4. Finally, the child comes to the Fluid Language phase, where he is able to use his second language like all surface users i.e. he becomes proficient in Social English. We find children are constantly experimenting in the use, form, sound, purpose and intent of both languages. They love to play with language and we should not worry about this trial and error phase. On the contrary we need to support and encourage the child’s attempts at speaking, accepting all the mistakes made in pronunciation, syntax and expression but ensuring that we respond using the language correctly. We help by giving all the appropriate names of objects, emphasizing key words in sentences, repeating important words in context and coordinating, where necessary, actions with language, so that we may optimize the child’s understanding capabilities, thereby enhancing his self esteem.

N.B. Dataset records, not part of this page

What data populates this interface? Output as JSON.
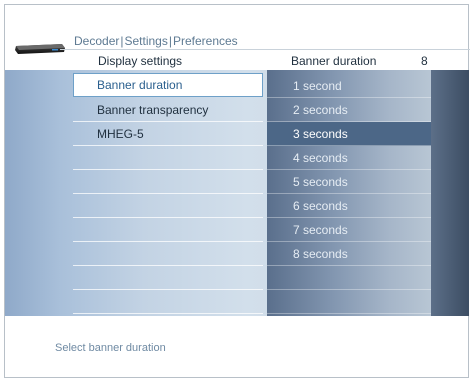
{
  "header": {
    "device_icon": "set-top-box-icon",
    "breadcrumb": [
      "Decoder",
      "Settings",
      "Preferences"
    ],
    "separator": "|",
    "left_column_title": "Display settings",
    "right_column_title": "Banner duration",
    "right_column_value": "8"
  },
  "menu": {
    "items": [
      {
        "label": "Banner duration",
        "selected": true
      },
      {
        "label": "Banner transparency",
        "selected": false
      },
      {
        "label": "MHEG-5",
        "selected": false
      }
    ]
  },
  "options": {
    "items": [
      {
        "label": "1 second",
        "selected": false
      },
      {
        "label": "2 seconds",
        "selected": false
      },
      {
        "label": "3 seconds",
        "selected": true
      },
      {
        "label": "4 seconds",
        "selected": false
      },
      {
        "label": "5 seconds",
        "selected": false
      },
      {
        "label": "6 seconds",
        "selected": false
      },
      {
        "label": "7 seconds",
        "selected": false
      },
      {
        "label": "8 seconds",
        "selected": false
      }
    ]
  },
  "footer": {
    "status": "Select banner duration"
  },
  "colors": {
    "selected_menu_border": "#6ea0c8",
    "selected_menu_text": "#2a5f8e",
    "selected_option_bg": "#4c6787",
    "breadcrumb_text": "#5e7a92"
  }
}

Receptive Bilingualism refers to children who are able to understand two languages but express themselves in only one. These are children, who have been exposed to the language prior to coming to school, through television for example, or through older siblings who may be learning English in school and may speak it amongst themselves. This is a fairly common experience for many children, although they are not considered fully bilingual.
As preschool teachers we can support parents in their work, by being aware of the different languages spoken in our environment and finding ways in which we can include these languages in our daily exchanges, without confusing our three to six year olds. We can make children aware of the languages within their school community, simply by naming them. We can encourage children to say a word – a greeting – a song – in their home language – or we can talk about a culture which a specific child can relate to – and there we often see that the child’s initial embarrassment, is coupled with a sense of pride and joy.

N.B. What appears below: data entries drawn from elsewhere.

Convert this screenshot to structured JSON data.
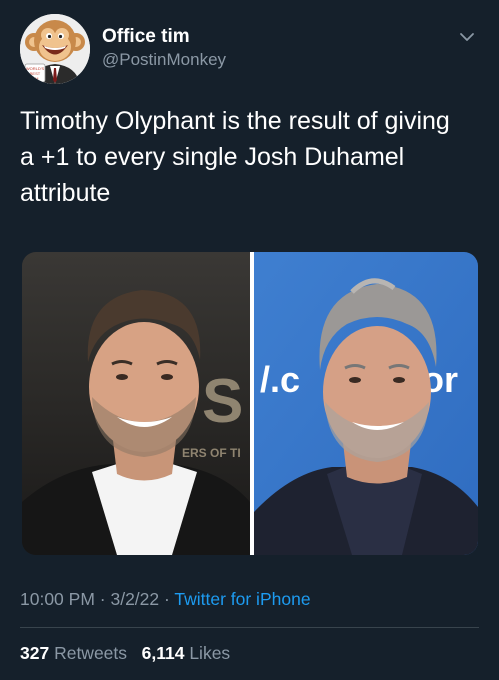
{
  "user": {
    "display_name": "Office tim",
    "handle": "@PostinMonkey",
    "avatar_badge": [
      "WORLD'S",
      "BEST",
      "TIM"
    ]
  },
  "tweet": {
    "text": "Timothy Olyphant is the result of giving a +1 to every single Josh Duhamel attribute"
  },
  "media": {
    "left_photo_backdrop_text": "ERS OF TI",
    "left_photo_big_letters": "S",
    "right_photo_backdrop_text_1": "/.c",
    "right_photo_backdrop_text_2": "or"
  },
  "meta": {
    "time": "10:00 PM",
    "separator": " · ",
    "date": "3/2/22",
    "source": "Twitter for iPhone"
  },
  "stats": {
    "retweets_count": "327",
    "retweets_label": "Retweets",
    "likes_count": "6,114",
    "likes_label": "Likes"
  },
  "colors": {
    "background": "#15202b",
    "secondary_text": "#8b98a5",
    "link": "#1d9bf0",
    "divider": "#38444d"
  },
  "icons": {
    "menu": "chevron-down-icon"
  }
}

In all instances and across all age groups we need to show our children through our behaviour (and not through sermons) that cultural diversity enriches our interactions and enhances our existence. Bilingualism does not cause language or identity problems. The way we manage bilingualism, however, is what causes the problems. We really need to rethink and reassess the messages that our children are receiving. The microcosm of the school – the learning community – is one place where we can affect societal attitudes as regards the bilingual child, and “inferior” or “superior” cultures. We need to start talking not so much about bilingual people, but about bilingual environments.
Montessori schools can play a very important role in helping individuals and communities find their identities, and become strong. We have an educational system based on respect for all living things. One way we reflect and convey that respect to our young learners, is by encouraging them to discover the immense diversity that makes up our planet. All of life’s manifestations however great, or small reflect a diversity that is awesome. We need to cultivate and encourage in our children an attitude which does not stand in fear, but which welcomes such diversity. Such an attitude is generated, once my own little world, myself, my family, my family’s history, has found a safe place within me. Once that is secure, I can easily accommodate other little worlds, other selves, other families, other families’ histories.
Author: Irene Fafalios, Montessori Society AGM